::: Source material :::
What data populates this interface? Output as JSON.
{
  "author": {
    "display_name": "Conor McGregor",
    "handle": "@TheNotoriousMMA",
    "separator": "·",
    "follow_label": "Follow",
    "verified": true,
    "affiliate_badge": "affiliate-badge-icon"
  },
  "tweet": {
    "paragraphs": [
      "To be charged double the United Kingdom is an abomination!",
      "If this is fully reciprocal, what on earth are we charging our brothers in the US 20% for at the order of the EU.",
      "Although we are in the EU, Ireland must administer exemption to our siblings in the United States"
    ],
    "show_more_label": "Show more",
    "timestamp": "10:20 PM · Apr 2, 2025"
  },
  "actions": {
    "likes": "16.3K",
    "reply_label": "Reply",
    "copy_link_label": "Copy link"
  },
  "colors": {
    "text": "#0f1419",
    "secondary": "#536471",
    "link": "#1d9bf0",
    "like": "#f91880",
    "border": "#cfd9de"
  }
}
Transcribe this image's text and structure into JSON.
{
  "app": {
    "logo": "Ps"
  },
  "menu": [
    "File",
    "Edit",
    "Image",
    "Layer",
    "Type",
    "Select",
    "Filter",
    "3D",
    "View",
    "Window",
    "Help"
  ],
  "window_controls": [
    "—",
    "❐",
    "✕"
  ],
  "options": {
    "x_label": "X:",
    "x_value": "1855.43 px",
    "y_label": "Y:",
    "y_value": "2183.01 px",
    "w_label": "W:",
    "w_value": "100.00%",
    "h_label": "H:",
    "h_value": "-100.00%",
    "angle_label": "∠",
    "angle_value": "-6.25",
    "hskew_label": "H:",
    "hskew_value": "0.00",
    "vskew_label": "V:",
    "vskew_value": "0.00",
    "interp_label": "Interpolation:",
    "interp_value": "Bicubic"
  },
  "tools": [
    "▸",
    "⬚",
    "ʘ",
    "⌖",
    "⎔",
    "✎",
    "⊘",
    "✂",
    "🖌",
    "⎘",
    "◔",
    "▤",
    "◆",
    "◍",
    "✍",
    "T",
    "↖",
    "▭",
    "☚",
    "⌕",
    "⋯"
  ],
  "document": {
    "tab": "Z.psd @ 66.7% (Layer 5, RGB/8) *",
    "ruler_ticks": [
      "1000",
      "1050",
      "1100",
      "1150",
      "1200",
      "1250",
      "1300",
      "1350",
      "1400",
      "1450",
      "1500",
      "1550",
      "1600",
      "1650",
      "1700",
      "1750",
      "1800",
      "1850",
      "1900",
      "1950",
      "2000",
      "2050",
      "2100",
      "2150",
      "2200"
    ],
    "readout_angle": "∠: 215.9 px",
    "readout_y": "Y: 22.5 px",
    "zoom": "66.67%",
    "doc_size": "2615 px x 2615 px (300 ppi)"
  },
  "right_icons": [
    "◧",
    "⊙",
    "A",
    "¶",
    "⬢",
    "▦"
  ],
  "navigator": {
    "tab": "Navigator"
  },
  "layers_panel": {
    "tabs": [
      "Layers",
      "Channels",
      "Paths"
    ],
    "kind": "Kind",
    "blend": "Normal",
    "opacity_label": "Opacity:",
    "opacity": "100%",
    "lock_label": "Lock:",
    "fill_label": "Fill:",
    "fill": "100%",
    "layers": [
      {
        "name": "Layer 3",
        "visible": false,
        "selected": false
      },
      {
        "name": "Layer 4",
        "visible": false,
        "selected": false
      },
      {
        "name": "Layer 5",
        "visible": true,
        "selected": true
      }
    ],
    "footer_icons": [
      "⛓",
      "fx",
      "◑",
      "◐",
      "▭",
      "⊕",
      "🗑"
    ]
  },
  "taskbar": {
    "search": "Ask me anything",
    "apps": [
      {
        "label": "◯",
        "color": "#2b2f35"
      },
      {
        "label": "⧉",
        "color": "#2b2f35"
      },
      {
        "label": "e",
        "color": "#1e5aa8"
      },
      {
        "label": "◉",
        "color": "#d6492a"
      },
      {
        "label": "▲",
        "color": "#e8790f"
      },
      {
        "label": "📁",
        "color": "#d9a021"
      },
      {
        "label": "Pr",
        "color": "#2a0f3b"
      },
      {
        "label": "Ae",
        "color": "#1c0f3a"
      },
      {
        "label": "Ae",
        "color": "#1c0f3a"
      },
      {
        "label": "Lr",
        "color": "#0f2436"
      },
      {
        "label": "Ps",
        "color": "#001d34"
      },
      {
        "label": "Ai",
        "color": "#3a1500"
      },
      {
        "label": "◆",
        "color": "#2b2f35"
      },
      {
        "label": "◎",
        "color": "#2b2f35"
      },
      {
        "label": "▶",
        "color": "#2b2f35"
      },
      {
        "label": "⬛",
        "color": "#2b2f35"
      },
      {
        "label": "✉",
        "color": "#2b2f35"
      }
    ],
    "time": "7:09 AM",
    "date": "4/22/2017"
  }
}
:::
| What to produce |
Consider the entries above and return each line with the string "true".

| Answer below |
    "verified": true,
        "visible": true,
        "selected": true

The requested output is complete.